### Task
Using the data below, show every line where the word "title" occurs.

### Provided records
==============================
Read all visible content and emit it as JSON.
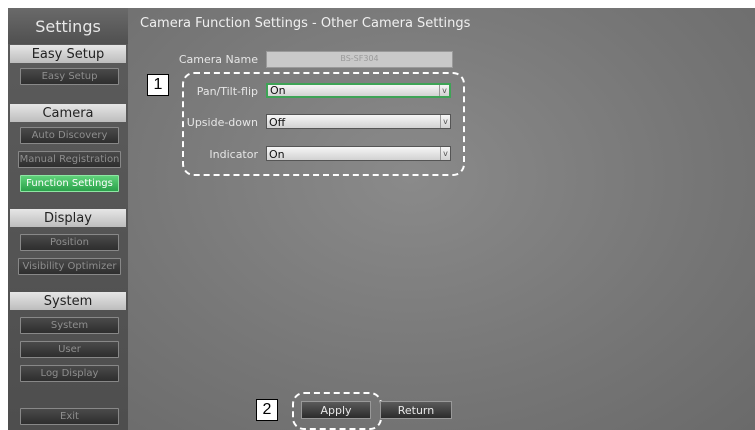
{
  "sidebar": {
    "title": "Settings",
    "sections": [
      {
        "header": "Easy Setup",
        "items": [
          "Easy Setup"
        ]
      },
      {
        "header": "Camera",
        "items": [
          "Auto Discovery",
          "Manual Registration",
          "Function Settings"
        ]
      },
      {
        "header": "Display",
        "items": [
          "Position",
          "Visibility Optimizer"
        ]
      },
      {
        "header": "System",
        "items": [
          "System",
          "User",
          "Log Display"
        ]
      }
    ],
    "exit": "Exit"
  },
  "main": {
    "title": "Camera Function Settings - Other Camera Settings",
    "camera_name_label": "Camera Name",
    "camera_name_value": "BS-SF304",
    "settings": [
      {
        "label": "Pan/Tilt-flip",
        "value": "On"
      },
      {
        "label": "Upside-down",
        "value": "Off"
      },
      {
        "label": "Indicator",
        "value": "On"
      }
    ],
    "apply_label": "Apply",
    "return_label": "Return"
  },
  "callouts": {
    "one": "1",
    "two": "2"
  },
  "colors": {
    "active": "#2aa14a",
    "sidebar": "#555555",
    "dashed": "#ffffff"
  }
}
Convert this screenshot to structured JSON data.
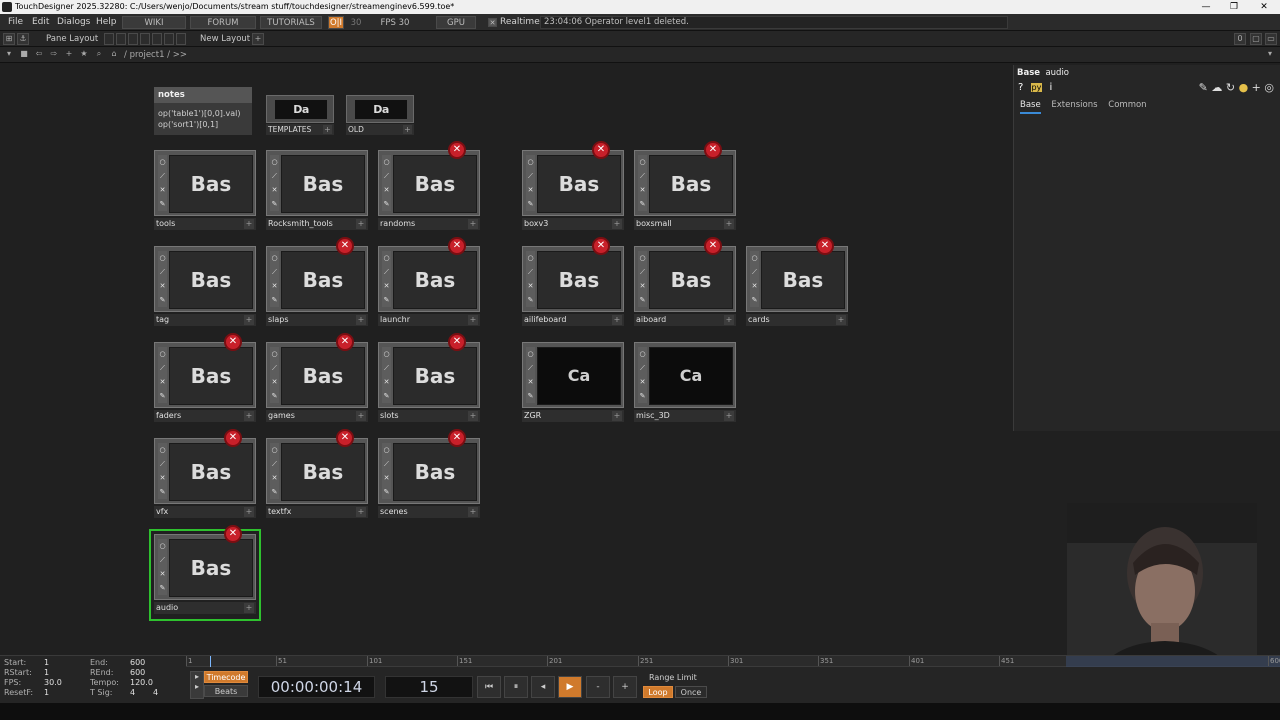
{
  "window": {
    "title": "TouchDesigner 2025.32280: C:/Users/wenjo/Documents/stream stuff/touchdesigner/streamenginev6.599.toe*",
    "minimize": "—",
    "restore": "❐",
    "close": "✕"
  },
  "menu": {
    "file": "File",
    "edit": "Edit",
    "dialogs": "Dialogs",
    "help": "Help",
    "wiki": "WIKI",
    "forum": "FORUM",
    "tutorials": "TUTORIALS",
    "perf_on": "O|I",
    "perf_val": "30",
    "fps": "FPS  30",
    "gpu": "GPU",
    "realtime": "Realtime",
    "status_message": "23:04:06 Operator level1 deleted."
  },
  "panebar": {
    "pane_layout": "Pane Layout",
    "new_layout": "New Layout",
    "plus": "+",
    "counter": "0"
  },
  "pathbar": {
    "path": "/ project1 / >>"
  },
  "notes": {
    "title": "notes",
    "line1": "op('table1')[0,0].val)",
    "line2": "op('sort1')[0,1]"
  },
  "small_comps": [
    {
      "label": "TEMPLATES",
      "preview": "Da"
    },
    {
      "label": "OLD",
      "preview": "Da"
    }
  ],
  "nodes": [
    {
      "label": "tools",
      "preview": "Bas"
    },
    {
      "label": "Rocksmith_tools",
      "preview": "Bas"
    },
    {
      "label": "randoms",
      "preview": "Bas"
    },
    {
      "label": "boxv3",
      "preview": "Bas"
    },
    {
      "label": "boxsmall",
      "preview": "Bas"
    },
    {
      "label": "tag",
      "preview": "Bas"
    },
    {
      "label": "slaps",
      "preview": "Bas"
    },
    {
      "label": "launchr",
      "preview": "Bas"
    },
    {
      "label": "ailifeboard",
      "preview": "Bas"
    },
    {
      "label": "aiboard",
      "preview": "Bas"
    },
    {
      "label": "cards",
      "preview": "Bas"
    },
    {
      "label": "faders",
      "preview": "Bas"
    },
    {
      "label": "games",
      "preview": "Bas"
    },
    {
      "label": "slots",
      "preview": "Bas"
    },
    {
      "label": "ZGR",
      "preview": "Ca"
    },
    {
      "label": "misc_3D",
      "preview": "Ca"
    },
    {
      "label": "vfx",
      "preview": "Bas"
    },
    {
      "label": "textfx",
      "preview": "Bas"
    },
    {
      "label": "scenes",
      "preview": "Bas"
    },
    {
      "label": "audio",
      "preview": "Bas"
    }
  ],
  "params": {
    "type": "Base",
    "name": "audio",
    "tab_base": "Base",
    "tab_extensions": "Extensions",
    "tab_common": "Common"
  },
  "timeline": {
    "start_k": "Start:",
    "start_v": "1",
    "rstart_k": "RStart:",
    "rstart_v": "1",
    "fps_k": "FPS:",
    "fps_v": "30.0",
    "resetf_k": "ResetF:",
    "resetf_v": "1",
    "end_k": "End:",
    "end_v": "600",
    "rend_k": "REnd:",
    "rend_v": "600",
    "tempo_k": "Tempo:",
    "tempo_v": "120.0",
    "tsig_k": "T Sig:",
    "tsig_v1": "4",
    "tsig_v2": "4",
    "ticks": [
      "1",
      "51",
      "101",
      "151",
      "201",
      "251",
      "301",
      "351",
      "401",
      "451",
      "600"
    ],
    "timecode_btn": "Timecode",
    "beats_btn": "Beats",
    "timecode": "00:00:00:14",
    "frame": "15",
    "range_limit": "Range Limit",
    "loop": "Loop",
    "once": "Once",
    "minus": "-",
    "plus": "+"
  }
}
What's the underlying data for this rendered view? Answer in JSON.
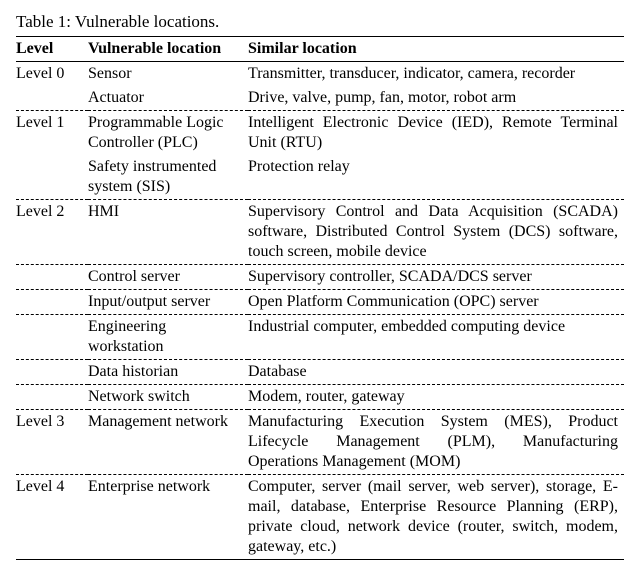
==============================
### Solution for this exercise
    "title": "Settings",
    "title": "Camera Function Settings - Other Camera Settings",
    "title": "TouchDesigner 2025.32280: C:/Users/wenjo/Documents/stream stuff/touchdesigner/streamenginev6.599.toe*",
    "title": "notes",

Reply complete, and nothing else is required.